Don't baby your bougainvillea or it may never bloom.

How to Raise Bougainvillea

by Audrey Stallsmith

Bougainvillea splashes brilliant colors onto white adobe-wall "canvases" in many of the world’s most arid environments. Those hot hues actually come from leaf bracts, as the vine's true flowers are paltry in comparison. A tough and thorny plant native to Brazil, bougainvillea (Bougainvillea spp.) is seldom bothered by pests and disease, and can clamber to 30 feet when planted in the ground. Perennial only in U.S. Department of Agriculture plant hardiness zones 9 to 11, it scorns indulgent treatment, and will usually only bloom if kept thirsty. In colder zones, it can be grown in a large container.

Raising Bougainvillea
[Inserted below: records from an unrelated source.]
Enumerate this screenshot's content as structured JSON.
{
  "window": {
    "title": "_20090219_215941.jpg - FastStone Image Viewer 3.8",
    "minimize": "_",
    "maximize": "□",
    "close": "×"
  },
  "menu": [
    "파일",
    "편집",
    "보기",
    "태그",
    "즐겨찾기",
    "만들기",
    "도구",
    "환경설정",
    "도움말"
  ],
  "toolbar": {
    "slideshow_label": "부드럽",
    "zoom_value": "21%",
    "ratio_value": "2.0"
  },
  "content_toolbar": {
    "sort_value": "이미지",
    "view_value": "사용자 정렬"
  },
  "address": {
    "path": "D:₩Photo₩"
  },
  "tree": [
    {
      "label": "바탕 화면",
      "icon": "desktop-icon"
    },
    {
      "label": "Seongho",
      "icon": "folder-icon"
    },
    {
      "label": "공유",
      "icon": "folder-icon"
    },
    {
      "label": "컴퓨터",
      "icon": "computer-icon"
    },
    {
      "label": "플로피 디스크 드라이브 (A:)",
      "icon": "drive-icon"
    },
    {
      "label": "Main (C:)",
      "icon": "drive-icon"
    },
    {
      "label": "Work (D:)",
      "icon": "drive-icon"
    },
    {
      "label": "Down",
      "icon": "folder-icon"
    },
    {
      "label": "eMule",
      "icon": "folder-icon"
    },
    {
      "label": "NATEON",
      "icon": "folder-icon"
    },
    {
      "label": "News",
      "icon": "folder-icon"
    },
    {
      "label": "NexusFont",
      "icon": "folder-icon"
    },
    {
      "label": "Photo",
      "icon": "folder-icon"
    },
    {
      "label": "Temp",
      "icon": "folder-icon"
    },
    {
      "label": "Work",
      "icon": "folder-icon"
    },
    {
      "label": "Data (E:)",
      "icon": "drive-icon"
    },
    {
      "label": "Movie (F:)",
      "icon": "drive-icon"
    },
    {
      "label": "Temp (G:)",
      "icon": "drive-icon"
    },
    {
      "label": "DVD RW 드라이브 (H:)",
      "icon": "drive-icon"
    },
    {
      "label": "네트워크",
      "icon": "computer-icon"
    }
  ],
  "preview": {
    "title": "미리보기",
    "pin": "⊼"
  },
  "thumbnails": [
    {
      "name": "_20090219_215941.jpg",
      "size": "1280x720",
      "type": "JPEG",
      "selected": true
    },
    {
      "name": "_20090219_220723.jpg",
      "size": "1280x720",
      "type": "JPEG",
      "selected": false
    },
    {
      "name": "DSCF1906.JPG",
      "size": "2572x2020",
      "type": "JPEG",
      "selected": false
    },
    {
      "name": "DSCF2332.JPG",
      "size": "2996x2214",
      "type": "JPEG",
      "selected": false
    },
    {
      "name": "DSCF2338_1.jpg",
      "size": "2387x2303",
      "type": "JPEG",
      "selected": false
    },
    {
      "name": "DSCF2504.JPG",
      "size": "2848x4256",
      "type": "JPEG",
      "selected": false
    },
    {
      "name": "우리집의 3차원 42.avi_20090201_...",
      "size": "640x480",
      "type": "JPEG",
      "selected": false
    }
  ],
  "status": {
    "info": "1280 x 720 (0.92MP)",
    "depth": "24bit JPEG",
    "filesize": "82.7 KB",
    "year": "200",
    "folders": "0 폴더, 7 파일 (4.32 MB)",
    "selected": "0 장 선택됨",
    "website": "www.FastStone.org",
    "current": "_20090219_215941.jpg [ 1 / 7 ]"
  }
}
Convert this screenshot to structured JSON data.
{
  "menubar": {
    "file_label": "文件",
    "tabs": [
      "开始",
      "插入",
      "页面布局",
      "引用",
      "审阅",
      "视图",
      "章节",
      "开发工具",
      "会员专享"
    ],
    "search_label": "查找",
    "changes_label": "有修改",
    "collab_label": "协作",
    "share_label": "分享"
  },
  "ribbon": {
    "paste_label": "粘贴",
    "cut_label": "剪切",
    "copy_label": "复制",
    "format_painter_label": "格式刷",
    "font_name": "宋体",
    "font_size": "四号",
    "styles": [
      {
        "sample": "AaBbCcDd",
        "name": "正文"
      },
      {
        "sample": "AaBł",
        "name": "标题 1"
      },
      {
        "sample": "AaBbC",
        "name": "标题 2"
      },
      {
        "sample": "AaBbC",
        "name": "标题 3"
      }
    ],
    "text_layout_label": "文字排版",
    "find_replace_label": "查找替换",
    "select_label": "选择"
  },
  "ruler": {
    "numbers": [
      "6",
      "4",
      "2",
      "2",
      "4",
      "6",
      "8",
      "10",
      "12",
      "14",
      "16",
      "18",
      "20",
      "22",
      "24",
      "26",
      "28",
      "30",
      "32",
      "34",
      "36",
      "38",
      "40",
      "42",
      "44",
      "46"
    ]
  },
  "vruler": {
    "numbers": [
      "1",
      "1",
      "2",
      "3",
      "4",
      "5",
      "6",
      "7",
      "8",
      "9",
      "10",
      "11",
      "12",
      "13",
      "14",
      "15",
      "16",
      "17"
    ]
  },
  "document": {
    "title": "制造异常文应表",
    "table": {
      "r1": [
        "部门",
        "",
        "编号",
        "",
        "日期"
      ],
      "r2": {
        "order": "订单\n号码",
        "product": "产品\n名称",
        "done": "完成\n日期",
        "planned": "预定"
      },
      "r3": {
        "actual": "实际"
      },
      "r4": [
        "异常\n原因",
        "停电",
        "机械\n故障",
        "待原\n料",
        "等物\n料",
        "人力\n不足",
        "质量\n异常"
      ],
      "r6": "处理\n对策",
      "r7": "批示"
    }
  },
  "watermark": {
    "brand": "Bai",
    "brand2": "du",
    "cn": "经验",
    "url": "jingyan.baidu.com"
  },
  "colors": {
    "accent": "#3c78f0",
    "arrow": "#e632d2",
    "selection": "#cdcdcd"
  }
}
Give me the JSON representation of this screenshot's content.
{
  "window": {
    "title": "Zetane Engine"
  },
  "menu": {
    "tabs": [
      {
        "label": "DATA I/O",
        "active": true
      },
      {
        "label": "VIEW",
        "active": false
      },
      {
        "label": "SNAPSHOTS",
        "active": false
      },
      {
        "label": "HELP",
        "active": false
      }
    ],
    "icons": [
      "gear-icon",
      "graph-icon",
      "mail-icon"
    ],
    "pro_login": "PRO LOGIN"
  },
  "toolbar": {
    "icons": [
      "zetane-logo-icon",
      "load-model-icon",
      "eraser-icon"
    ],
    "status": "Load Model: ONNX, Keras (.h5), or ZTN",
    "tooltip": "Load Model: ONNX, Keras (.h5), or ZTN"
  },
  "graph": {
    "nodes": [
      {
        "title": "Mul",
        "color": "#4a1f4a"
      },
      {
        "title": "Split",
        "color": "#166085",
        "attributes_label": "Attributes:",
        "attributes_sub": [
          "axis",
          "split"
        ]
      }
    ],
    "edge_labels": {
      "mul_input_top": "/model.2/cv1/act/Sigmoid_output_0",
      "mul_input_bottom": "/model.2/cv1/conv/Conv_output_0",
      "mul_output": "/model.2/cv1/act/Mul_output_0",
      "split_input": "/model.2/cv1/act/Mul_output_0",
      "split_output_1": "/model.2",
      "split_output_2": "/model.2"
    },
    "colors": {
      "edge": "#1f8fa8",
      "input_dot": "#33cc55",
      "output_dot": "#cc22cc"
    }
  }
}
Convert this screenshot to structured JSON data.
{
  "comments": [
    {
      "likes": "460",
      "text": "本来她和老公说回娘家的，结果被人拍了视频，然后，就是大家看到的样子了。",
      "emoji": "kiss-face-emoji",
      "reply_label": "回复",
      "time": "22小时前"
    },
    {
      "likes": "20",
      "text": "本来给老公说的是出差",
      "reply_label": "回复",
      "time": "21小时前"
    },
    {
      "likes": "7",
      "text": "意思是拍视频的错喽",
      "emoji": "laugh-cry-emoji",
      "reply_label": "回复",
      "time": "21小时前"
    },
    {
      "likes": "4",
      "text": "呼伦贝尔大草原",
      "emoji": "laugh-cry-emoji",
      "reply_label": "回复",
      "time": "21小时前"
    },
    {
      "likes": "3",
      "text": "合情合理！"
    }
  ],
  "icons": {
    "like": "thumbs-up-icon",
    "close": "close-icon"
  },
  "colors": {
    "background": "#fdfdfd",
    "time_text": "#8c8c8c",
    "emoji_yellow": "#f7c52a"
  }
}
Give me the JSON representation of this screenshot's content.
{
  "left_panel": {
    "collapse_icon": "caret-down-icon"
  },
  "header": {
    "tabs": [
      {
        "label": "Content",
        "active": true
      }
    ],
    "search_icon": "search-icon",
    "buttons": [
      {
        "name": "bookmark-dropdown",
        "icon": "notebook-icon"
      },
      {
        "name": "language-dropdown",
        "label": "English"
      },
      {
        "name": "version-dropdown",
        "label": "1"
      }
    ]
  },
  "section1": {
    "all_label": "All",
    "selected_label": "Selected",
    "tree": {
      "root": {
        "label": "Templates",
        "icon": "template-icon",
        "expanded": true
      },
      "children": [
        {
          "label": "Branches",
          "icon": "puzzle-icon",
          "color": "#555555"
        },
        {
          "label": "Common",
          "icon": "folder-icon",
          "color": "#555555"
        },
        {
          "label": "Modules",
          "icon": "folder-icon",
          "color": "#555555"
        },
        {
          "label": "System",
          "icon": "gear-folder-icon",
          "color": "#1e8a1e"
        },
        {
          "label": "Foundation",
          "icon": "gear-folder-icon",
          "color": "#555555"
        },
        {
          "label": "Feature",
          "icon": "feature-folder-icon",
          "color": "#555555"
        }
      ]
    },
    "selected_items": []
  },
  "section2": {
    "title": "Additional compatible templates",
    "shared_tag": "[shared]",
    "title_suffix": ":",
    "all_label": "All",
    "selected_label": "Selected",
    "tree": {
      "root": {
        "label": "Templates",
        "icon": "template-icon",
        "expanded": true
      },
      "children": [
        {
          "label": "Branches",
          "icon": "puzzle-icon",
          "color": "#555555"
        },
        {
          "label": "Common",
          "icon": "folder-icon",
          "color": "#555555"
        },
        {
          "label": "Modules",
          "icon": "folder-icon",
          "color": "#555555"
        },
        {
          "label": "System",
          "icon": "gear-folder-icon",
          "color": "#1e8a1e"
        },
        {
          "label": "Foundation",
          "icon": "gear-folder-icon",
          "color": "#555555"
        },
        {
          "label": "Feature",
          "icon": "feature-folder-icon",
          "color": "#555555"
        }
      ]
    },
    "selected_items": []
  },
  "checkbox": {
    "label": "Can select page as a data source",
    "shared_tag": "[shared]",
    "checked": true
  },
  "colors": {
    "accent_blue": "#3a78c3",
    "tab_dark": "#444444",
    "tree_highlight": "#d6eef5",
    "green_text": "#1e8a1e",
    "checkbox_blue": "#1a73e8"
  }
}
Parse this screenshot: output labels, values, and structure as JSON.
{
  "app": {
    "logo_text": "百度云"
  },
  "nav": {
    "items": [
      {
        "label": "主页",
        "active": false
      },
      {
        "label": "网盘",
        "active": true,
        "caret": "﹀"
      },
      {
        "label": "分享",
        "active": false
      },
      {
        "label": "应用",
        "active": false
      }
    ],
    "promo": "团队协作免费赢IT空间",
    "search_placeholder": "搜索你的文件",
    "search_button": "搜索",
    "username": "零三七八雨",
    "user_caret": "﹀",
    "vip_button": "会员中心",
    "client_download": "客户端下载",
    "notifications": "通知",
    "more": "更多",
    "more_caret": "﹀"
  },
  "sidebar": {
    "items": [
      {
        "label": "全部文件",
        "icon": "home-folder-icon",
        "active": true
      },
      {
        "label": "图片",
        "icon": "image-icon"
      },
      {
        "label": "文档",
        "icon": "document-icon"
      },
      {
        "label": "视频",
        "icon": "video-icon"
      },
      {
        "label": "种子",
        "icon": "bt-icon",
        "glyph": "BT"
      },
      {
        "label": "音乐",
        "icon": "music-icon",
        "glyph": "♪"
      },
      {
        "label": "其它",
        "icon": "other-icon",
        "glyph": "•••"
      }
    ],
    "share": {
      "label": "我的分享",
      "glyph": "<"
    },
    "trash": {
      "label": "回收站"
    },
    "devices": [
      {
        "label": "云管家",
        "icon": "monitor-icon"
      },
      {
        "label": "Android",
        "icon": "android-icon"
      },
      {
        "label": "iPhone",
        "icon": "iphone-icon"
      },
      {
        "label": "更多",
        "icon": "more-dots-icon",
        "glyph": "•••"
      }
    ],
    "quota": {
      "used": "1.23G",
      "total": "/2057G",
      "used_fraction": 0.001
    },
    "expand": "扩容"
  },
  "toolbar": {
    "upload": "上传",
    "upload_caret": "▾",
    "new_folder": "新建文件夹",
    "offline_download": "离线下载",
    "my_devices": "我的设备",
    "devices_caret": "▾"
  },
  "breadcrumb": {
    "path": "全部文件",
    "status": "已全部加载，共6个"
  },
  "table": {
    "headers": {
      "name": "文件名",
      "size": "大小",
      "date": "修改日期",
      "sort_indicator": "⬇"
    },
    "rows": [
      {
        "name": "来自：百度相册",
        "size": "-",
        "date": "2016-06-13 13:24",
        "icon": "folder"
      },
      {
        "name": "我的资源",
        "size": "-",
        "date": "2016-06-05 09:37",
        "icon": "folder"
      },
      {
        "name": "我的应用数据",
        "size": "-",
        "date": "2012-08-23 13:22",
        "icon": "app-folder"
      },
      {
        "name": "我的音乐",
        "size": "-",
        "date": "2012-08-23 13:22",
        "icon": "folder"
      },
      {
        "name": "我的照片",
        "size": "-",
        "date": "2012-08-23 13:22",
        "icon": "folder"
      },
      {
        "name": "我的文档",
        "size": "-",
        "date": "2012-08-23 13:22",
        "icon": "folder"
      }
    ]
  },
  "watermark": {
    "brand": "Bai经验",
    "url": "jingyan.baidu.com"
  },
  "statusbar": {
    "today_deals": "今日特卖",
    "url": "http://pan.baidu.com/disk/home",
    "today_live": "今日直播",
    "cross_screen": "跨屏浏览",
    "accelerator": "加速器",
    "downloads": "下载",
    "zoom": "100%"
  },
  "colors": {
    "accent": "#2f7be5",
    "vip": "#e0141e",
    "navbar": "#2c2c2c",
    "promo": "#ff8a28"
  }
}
Plant bougainvillea in spring, in USDA zones 9 to 11, near a warm wall or arbor on which it can climb. Choose a site protected from strong wind gusts, in full sun with sandy and well-drained soil. Ease the plant out of its pot and into the ground before its roots have reached the edges of its container, as bougainvillea resents root disturbance.

Scatter 1/2 pound of 1-3-2 granular organic fertilizer over the surface of the soil around the plant, along with the same amount of bone meal. Dig the amendments into the soil, and water it deeply at least twice in the first week. Mulch the bougainvillea with composted manure, and continue watering it frequently during the spring, while it becomes accustomed to its new position.

Reduce watering to a deep drenching only about once every two weeks during the summer and fall, as the plant is more inclined to bloom when slightly stressed. Overwatering will produce lots of new leaves but few flowers. Bougainvillea shouldn’t require irrigation in the winter or spring, unless the weather is very dry.

Expect the plant to perform off and on year-round, as long as temperatures remain above 60 degrees Fahrenheit. Water it with compost tea once after each flush of flowers is finished, to encourage it to bloom again.

Prune the bougainvillea in late winter or early spring, removing all dead growth and cutting long shoots back to about 18 inches. Apply the same amount of fertilizer and bone meal as in the previous spring, along with some fresh composted manure.

Raising Potted Bougainvillea

Grow a container bougainvillea in a clay pot at least 12 inches wide or in a hanging basket of the same size. Plant it in a fast-draining potting mix, such as one intended for cacti. Move the pot outdoors during the summer, and place it atop bricks or flat rocks -- to prevent the bougainvillea from sending roots through the drainage holes into the ground.

Water the pot every other day or so to keep its soil barely moist. Continue to fertilize the bougainvillea, as long as temperatures remain above 60 degrees F, with a water-soluble plant food at only half-strength. Use about 1/2 tablespoon of crystals per gallon of water once every two weeks, reducing that amount to 1/4 teaspoon per gallon when the plant is moved back indoors in the autumn.

Stop fertilizing the bougainvillea and allow it to go dormant during the winter, if you don’t have a sunny window in which to keep it during that period. Place it in a bright, chilly spot where the temperatures remain above freezing, water it only enough to keep its soil barely damp and expect it to drop its leaves. Add fresh potting soil in the spring and return the plant to warm conditions and regular feeding, but keep it slightly root-bound at all times.

Items you will need

  • Shovel
  • Watering can
  • 1-3-2 granular organic fertilizer
  • Bone meal
  • Composted manure
  • Compost tea
  • Heavy garden gloves
  • Pruning shears
  • 12-inch pot or hanging basket
  • Cactus potting soil


  • If your potted bougainvillea refuses to bloom, allow the plant to wilt a bit between waterings.


  • Wear heavy gardening gloves when handling bougainvillea to protect your hands from its curved thorns.
  • Situate the bougainvillea in a permanent location away from walkways, patios, children's play areas or locations with extensive human activity, as the thorns are very sharp.

About the Author

A former master gardener with a Bachelor of Arts in writing from Houghton College, Audrey Stallsmith has had three gardening-related mysteries published by WaterBrook Press, a division of Random House. Her articles or photos have also appeared in such publications as Birds & Blooms, Horticulture and Backwoods Home.

Photo Credits

  • Brand X Pictures/Brand X Pictures/Getty Images